Virtual reality is still a niche market, but its evangelists are no doubt itching for some sort of upgrade at this point. Both the HTC Vive and the Oculus Rift are coming up on their second anniversaries, and while each has made some interim changes (Oculus’s Touch controllers, the Vive’s Deluxe Audio Strap), the core experience hasn’t changed much.
HTC’s Vive Pro is that upgrade, or at least your first option. It’ll kick off VR’s second generation in just a scant few weeks, with the earliest orders set to ship on April 5. And as of today there’s a price for the first next-gen headset: $799.
That’s the same price as the original Vive launch, at least on paper. There’s a catch, though. It’s $799 for just the headset, with no base stations or controllers included. The standalone kit is meant for people who already own a Vive and are looking to upgrade—your base stations and controllers are compatible with the new headset, so there’s no reason to get more. Makes sense.
But it’s pricey all the same. Worth it, maybe—the Vive Pro bumps the resolution from 2160x1200 up to 2880x1600, features dual front-facing cameras instead of a single camera, includes the built-in headphones and rigid form of the $100 Deluxe Audio Strap, and more. Still, it’s the same price for the Vive Pro as the entire Vive package last time.

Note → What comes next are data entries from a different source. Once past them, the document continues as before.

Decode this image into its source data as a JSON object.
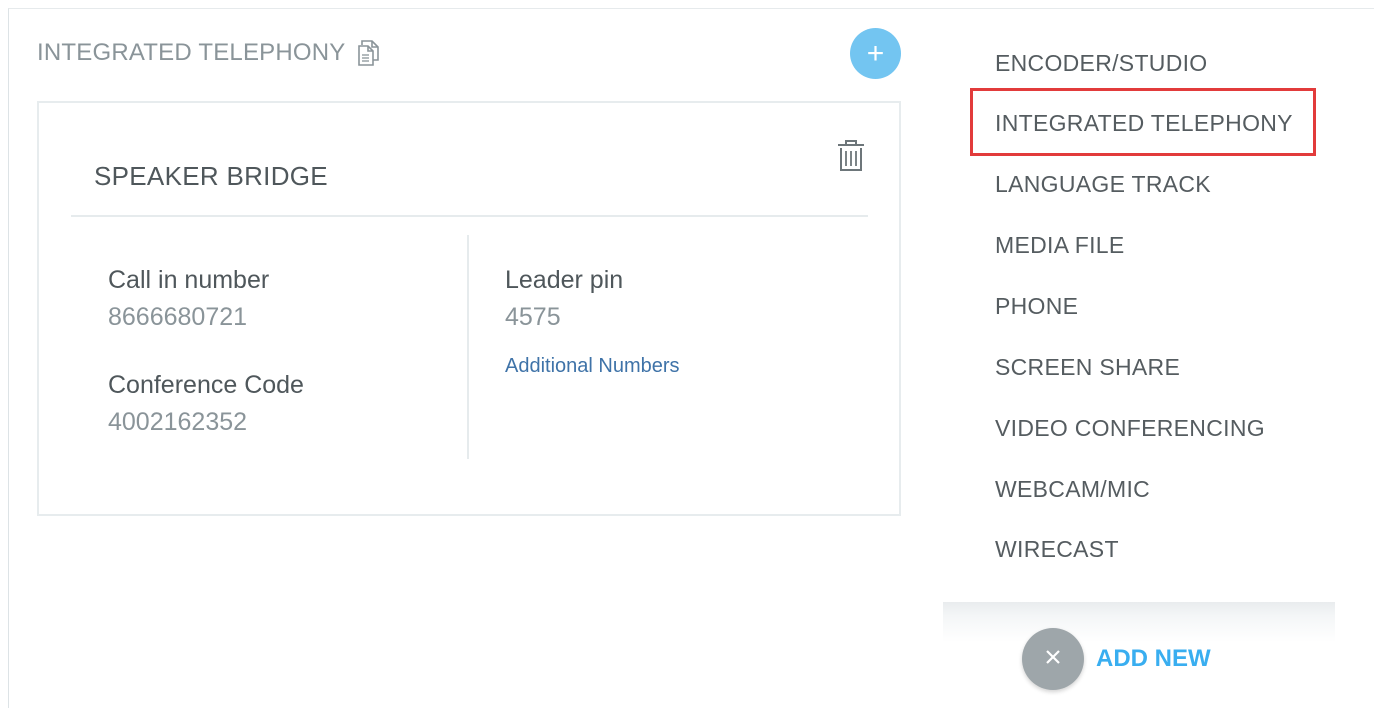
{
  "section": {
    "title": "INTEGRATED TELEPHONY",
    "add_symbol": "+"
  },
  "card": {
    "title": "SPEAKER BRIDGE",
    "fields": {
      "call_in_label": "Call in number",
      "call_in_value": "8666680721",
      "conference_label": "Conference Code",
      "conference_value": "4002162352",
      "leader_label": "Leader pin",
      "leader_value": "4575",
      "additional_link": "Additional Numbers"
    }
  },
  "dropdown": {
    "items": [
      {
        "label": "ENCODER/STUDIO"
      },
      {
        "label": "INTEGRATED TELEPHONY"
      },
      {
        "label": "LANGUAGE TRACK"
      },
      {
        "label": "MEDIA FILE"
      },
      {
        "label": "PHONE"
      },
      {
        "label": "SCREEN SHARE"
      },
      {
        "label": "VIDEO CONFERENCING"
      },
      {
        "label": "WEBCAM/MIC"
      },
      {
        "label": "WIRECAST"
      }
    ],
    "highlighted_item": "INTEGRATED TELEPHONY",
    "add_new_label": "ADD NEW"
  },
  "colors": {
    "accent": "#39aef0",
    "add_circle": "#73c5f1",
    "highlight": "#e23b3b",
    "link": "#3f73a8"
  },
  "icons": {
    "copy": "copy-icon",
    "trash": "trash-icon",
    "plus": "plus-icon",
    "close": "close-icon"
  }
}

There’s no official Vive Pro package price yet, so those who don’t have base stations or controllers yet will have to wait a bit longer. I’d guess we’re talking $1,000 for the full Vive Pro kit though, which is a daunting amount of money.
Daunting enough that it makes the original Vive look like a bargain in comparison, and I suspect that’ll be the more appealing kit for a while to come. The original Vive package, complete with base stations and controllers, is dropping down permanently to $500, which again puts it in spitting distance of the $399 Oculus Rift. Not a bad deal, especially if (as I suspect) that ends up being half the cost of the Vive Pro package.

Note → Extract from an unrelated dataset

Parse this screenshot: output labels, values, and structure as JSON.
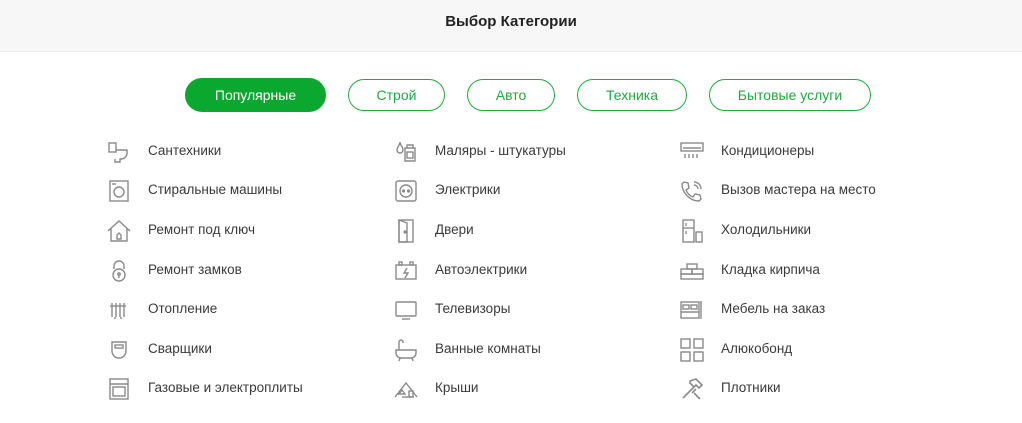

In any case, the Vive Pro is available for preorder starting today, with shipments starting April 5. We’ll have a review in the coming weeks, but for enthusiasts who’ve been itching for a higher-resolution headset, this is your best option—or really your only option, at least until Oculus puts a price on the wireless Santa Cruz prototype we demoed last year. That could be 2019, for all we know.